Many sites (including this one) offer the option of receiving updates via email for those who don’t use RSS readers. Usually, a daily email is sent out (in the middle of the night, in my case) containing the previous day’s post or posts. It’s a good way to keep up with a site without having to remember to visit it.
However, there’s debate whether that many people really want this – after all, don’t we get enough email?
So I’m putting the question out there: Have you ever subscribed to this service on a website? (And I’m talking about RSS email updates, not site newsletters.) Why or why not? What do you see as the pros and cons?
I found this story on BBC News online a few months ago: web users are becoming more “ruthless”, according to a study of web habits.
The point is that more and more people are going to the Internet for a specific task, not to linger or be entertained. The story says that many users are annoyed by the extras that many sites have added, such as applications and widgets (I would add gratuitous Flash videos to that mix), that just add weight to the page and make it slower to load.
(As an aside, remember the early web pages with grey backgrounds, default text colours and only the odd, very compressed picture? Think of how quickly those would load on our faster computers with faster bandwidth. Does it really make sense to take advantage of almost everyone being on high-speed by adding so much weight that page load times are slower?)
The lesson? Don’t let “fun” design extras get in the way of helping your users find what they want, quickly.
How do you find information on the web? Do you go directly to a site that offers the type of information you’re looking for, or do you do a search?
If you’re like most people, it’s probably the latter, especially when it comes to how-to content.
Search – and by search I mean Google, which dominates the market – is a key traffic driver online, and capitalizing on people’s searches is a good way to increase traffic to your site – traffic that you can hopefully turn into regular visitors. The way to do this? Search engine optimization, or SEO.
Basically, Google sends automated bots around the web to “read” pages and catalogue them for the search engine. (This process is why new content doesn’t appear immediately in Google – the bots haven’t gotten there yet.) They have a formula for ranking pages on different search terms (the words you type in when you’re searching for something) and the higher-ranked pages will show up closer to the top of the results when you search, resulting in more clicks and more traffic.
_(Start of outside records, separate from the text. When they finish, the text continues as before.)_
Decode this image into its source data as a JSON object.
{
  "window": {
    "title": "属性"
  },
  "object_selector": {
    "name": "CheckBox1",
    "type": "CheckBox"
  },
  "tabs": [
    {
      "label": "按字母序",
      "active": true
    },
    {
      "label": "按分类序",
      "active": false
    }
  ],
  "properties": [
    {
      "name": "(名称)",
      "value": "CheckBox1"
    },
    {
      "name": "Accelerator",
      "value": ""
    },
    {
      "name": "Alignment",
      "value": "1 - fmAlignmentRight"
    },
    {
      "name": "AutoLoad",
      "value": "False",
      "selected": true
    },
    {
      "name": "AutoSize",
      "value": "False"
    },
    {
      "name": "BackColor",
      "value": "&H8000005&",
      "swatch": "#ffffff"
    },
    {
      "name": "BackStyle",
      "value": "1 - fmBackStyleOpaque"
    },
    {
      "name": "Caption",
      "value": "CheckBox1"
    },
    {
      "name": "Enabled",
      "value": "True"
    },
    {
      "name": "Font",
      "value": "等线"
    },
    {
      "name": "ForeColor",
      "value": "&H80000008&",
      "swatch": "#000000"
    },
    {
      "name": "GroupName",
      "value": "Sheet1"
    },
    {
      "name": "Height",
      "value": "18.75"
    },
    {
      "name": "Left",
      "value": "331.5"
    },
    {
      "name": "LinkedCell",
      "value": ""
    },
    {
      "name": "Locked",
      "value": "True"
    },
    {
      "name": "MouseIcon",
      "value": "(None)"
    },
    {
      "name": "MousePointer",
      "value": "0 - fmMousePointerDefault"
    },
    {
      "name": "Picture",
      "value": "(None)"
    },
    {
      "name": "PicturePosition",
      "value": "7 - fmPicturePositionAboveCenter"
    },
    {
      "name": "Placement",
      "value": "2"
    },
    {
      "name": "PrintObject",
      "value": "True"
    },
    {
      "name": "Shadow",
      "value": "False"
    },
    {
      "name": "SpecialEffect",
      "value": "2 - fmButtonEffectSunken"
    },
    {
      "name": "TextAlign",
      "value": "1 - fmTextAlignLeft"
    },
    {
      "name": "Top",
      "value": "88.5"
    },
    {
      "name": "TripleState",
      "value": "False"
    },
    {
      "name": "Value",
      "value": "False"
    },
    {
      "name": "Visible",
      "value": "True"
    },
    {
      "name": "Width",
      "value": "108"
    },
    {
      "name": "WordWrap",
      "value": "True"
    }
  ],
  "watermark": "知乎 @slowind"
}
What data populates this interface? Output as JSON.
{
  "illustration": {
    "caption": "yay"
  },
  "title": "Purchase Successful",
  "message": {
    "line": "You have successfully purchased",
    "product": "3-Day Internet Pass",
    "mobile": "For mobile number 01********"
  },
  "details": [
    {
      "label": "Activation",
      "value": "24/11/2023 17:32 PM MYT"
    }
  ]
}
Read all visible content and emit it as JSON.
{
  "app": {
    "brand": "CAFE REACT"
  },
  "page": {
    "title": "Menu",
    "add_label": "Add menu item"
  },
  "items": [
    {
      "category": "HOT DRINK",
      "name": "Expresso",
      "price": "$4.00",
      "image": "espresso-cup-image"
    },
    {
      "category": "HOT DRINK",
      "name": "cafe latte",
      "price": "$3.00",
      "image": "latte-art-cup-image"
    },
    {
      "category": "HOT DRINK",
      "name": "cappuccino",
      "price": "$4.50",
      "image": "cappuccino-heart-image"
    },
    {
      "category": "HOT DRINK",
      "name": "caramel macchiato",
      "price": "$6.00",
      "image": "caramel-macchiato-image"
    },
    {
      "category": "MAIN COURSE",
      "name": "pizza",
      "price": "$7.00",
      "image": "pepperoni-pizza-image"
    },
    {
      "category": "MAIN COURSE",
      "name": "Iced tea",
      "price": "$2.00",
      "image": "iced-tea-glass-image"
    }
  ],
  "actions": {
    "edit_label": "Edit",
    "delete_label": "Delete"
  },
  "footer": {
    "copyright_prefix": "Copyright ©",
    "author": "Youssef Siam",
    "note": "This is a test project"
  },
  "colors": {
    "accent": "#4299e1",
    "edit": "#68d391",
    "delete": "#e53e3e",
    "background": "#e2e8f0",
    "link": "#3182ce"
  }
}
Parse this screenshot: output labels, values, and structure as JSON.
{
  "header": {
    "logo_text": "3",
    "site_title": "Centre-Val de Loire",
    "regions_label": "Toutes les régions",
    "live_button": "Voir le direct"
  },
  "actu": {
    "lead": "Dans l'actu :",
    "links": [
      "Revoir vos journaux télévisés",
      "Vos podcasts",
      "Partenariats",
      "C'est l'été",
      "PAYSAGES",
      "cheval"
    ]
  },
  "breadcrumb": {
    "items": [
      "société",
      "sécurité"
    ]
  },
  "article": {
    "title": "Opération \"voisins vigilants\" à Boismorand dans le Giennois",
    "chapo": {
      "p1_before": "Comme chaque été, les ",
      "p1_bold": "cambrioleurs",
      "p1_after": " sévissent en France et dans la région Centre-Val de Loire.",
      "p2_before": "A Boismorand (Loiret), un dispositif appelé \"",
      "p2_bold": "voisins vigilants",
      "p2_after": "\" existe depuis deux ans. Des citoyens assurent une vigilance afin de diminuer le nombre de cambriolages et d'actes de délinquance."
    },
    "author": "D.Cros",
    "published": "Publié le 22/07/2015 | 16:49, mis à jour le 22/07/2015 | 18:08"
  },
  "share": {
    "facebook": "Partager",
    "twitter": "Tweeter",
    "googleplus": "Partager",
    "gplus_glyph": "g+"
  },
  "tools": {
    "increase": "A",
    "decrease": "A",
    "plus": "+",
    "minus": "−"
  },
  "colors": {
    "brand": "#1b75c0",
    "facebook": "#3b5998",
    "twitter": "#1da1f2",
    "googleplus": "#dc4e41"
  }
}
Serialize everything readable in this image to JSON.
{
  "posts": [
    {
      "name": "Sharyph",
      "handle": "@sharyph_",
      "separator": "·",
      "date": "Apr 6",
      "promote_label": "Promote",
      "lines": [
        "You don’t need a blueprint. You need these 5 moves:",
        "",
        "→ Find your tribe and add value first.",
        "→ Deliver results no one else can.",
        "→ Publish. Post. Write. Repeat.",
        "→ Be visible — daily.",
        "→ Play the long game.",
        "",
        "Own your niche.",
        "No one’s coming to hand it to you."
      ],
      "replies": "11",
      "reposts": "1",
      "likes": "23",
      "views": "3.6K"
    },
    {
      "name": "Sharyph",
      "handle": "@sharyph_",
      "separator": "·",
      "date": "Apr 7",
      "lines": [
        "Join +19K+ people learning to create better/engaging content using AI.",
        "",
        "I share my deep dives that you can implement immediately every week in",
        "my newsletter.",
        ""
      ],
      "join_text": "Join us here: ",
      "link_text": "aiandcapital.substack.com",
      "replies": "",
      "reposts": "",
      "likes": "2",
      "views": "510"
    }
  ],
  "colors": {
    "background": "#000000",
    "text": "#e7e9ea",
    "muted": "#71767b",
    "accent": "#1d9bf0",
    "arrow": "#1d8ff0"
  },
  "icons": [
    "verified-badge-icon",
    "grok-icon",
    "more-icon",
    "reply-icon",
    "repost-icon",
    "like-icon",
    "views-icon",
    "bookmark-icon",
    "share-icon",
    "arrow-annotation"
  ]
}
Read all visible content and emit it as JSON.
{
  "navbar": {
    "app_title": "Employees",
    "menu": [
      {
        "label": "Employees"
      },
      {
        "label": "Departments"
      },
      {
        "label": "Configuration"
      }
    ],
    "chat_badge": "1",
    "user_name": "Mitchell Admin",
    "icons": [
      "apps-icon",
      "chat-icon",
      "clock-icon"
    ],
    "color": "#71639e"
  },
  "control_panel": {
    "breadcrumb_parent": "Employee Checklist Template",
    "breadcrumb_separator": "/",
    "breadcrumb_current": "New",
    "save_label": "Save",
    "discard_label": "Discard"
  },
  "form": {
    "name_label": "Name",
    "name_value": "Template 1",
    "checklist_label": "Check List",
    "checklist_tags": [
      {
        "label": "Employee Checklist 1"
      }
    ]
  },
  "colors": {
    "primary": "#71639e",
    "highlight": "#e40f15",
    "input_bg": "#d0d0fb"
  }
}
SEO is the process of making your pages more appealing to Google. Some of this is on the code side and in the site architecture, but a lot has to do with the actual words you use on the page. Computers have limited appreciation for subtlety, so you have to make things very clear for them. (Really, what we’re doing here is redesigning the Internet in the image of Google, but that’s a discussion to be had over drinks.)
The truth is, no one outside Google really knows the exact formula of how pages are ranked, but we have a pretty good general idea. Just search (!) for SEO and you’ll find pages of results on how to optimize your content. I’ll also be covering various aspects of SEO over the coming months – if you have any specific questions, please drop me a line and I’ll do my best to answer them.
It’s generally assumed in the online world that web articles should be kept short – after all, web readers have the attention span of a gnat. Zainab Zakari at the New York Review of Magazines disagrees in an article that goes over studies on attention spans, actual site statistics and his own anecdotal evidence.
On the one hand, I think short and to the point is good: the bulk of my online reading consists of scanning articles and rarely making it past page 1. But on the other hand, when the time and place are right (usually a Saturday morning browsing the Globe), I’ve been known to spend a good 20 minutes to half an hour reading one long, in-depth article. So what do web readers really want – and what should you be providing them with?
Well, the answer is probably both. There’s no need to exclude long features from your site if you think people will want to read them, just because the prevailing wisdom pushes short web articles. But in highly scannable pieces (service or how-tos), where readers are looking for you to get to the point, it doesn’t hurt to cut the excess (especially in repurposed content) and make the story quick to read.
What are your online reading habits when it comes to length?
It seems obvious, but it bears repeating: there’s no quicker way to lose readers than by having a site that a) is too slow or b) doesn’t work (whether that be broken links or something more complicated like malfunctioning logins).
Web readers have a pretty limited attention span, unless they’re really, really looking for something specific. Think about it: How often has it happened that you’ve clicked on something interesting, waited about 10 seconds for it to load, given up and moved on? You may not have thought about it much at the time, but for the owner of that site, that was lost traffic.
The key is to not bite off more than you can chew. Know what you’re capable of and do it well. This isn’t to say you shouldn’t dream big – just make sure each step is implemented properly before moving on to the next.
|I'm there says:|